Throughout the United States there is a growing interest in improving the appearance and economic stability of historic downtown business districts, and Florida is no exception. The Sunshine State is not immune to the national economic dilemma facing our nation, and local activists recognize that the preservation of downtown districts is crucial to the survival of many cities. Florida has long been a destination location for tourists and many communities throughout the state have seen firsthand the economic benefits of revitalizing downtown areas.
The National Historic Preservation Act of 1966 mandates that every State Historic Preservation Office provide technical assistance to local governments, organizations and individuals. The Main Street Program is one of the most important methods by which this agency meets this requirement. This mandate is also reflected in Chapter 267 of the Florida Statutes. The Florida Historical Resources Act specifically mentions the Main Street Program as a method for the Division of Historical Resources to provide technical assistance (2).
Eau Gallie Arts District
The Eau Gallie Arts District (known affectionately by locals as EGAD!) is the official arts district of Melbourne, Florida and is a Florida Main Street Community. The Eau Gallie Arts District gets its name from the city that was once located in the area. Settlers began coming to this area in 1859 when the pioneering Houston family established a farm harvesting sugar cane, rice and vegetables (4). Until the 1960’s there were actually two distinct cities situated on the western end of the two causeways crossing the Indian River Lagoon. The southern city was Melbourne, and the northern city was Eau Gallie. Eau Gallie is French for “rocky water.” In 1969, the two cities merged, taking Melbourne as the name for the unified municipality. However, the original downtown area of Eau Gallie has continued to be referred to by the old city name (3).
The district includes the Foosaner Art Museum and Museum School (now owned by Florida Institute of Technology), administrative offices of the Brevard Symphony Orchestra, HIstoric Rossetter House Museum and Gardens, Eau Gallie Public Library, Eau Gallie Civic Center, two public parks, a band shell and newly rebuilt fishing pier. EGAD is a thriving Central Florida community of unique merchants and local artisans containing art studios, galleries, eclectic furniture stores, a phenomenal cake shop (who made my delicious wedding cake), an art supply store (always willing to accommodate the needs of local design students), a beautiful Queen Anne style bed and breakfast as well as shops boutiques, churches, restaurants and professional offices and services.
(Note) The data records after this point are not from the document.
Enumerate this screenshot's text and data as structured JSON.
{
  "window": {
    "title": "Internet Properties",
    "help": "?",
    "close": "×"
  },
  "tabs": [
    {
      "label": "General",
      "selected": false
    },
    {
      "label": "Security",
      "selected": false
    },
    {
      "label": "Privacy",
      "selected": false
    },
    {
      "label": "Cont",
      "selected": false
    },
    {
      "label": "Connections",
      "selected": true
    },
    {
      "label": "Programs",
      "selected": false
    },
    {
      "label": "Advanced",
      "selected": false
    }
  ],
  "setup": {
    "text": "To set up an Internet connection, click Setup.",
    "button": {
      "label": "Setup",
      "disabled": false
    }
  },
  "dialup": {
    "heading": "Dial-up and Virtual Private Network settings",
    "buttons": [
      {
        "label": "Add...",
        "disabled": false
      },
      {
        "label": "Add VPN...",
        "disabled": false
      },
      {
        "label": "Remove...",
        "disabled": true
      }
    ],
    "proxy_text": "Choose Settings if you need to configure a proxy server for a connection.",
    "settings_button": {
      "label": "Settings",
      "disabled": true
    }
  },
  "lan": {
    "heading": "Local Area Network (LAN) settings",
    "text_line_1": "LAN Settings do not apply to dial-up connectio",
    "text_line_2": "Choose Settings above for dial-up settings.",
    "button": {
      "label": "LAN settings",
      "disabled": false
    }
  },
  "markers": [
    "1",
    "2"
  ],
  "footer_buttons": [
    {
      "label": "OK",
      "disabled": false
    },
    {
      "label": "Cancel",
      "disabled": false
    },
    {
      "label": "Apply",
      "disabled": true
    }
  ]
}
I was delighted as friendly local residents stopped to talk with me as I took pictures. A businessman inquired about the blog, two sweet ladies gave me residential historical information and one kind resident tried to sell me his antique Coca-Cola cooler. (see photo if you’re interested)
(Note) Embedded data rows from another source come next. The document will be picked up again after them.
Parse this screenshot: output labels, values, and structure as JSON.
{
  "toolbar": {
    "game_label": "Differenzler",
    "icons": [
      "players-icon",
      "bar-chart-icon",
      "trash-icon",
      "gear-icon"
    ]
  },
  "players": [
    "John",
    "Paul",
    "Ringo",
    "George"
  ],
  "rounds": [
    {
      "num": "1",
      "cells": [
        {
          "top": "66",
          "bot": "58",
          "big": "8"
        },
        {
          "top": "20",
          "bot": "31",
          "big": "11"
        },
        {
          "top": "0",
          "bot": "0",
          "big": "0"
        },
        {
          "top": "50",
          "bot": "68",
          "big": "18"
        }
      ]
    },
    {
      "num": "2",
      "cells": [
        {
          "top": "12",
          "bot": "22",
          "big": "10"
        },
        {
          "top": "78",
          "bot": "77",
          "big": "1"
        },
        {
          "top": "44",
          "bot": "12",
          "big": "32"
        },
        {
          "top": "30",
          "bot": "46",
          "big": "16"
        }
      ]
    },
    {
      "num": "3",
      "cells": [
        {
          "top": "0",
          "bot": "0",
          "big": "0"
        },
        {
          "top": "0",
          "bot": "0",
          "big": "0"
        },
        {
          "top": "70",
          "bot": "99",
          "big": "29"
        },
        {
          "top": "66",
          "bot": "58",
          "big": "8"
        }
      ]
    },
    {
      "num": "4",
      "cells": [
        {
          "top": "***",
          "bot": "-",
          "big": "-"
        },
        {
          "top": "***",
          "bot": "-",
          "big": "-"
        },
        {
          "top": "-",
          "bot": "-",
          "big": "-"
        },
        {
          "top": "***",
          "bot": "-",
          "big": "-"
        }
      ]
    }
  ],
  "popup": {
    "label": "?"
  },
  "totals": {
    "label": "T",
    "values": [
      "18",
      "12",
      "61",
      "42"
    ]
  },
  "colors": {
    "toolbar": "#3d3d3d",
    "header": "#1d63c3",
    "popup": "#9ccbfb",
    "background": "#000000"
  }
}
EGAD is a beautiful blend of historical Florida vernacular homes, mid-century commercial buildings and modern amenities. The City of Melbourne has also re-zoned a residential area within EGAD known as the “Art Overlay Zone” to allow artists to establish studios within their homes, thus providing a special enclave for working artists. This is especially dear to my heart because as property values rise (which is inherently a good thing, economically speaking) a common unintended outcome of revitalized downtown districts is the ousting of the local artisans that give these areas such depth and contribute to the unique visual character. This thriving community is a great example of the Florida Main Street Program done right.
For more information on the Florida Main Street Program click here
For more information on the Eau Gallie Arts District click here
- Ligibel, Ted, Tyler, Ilene, Tyler, Norman. Historic Preservation: An Introduction to Its History, Principles, and Practice (Second Edition). W. W. Norton & Company; (February 4, 2009).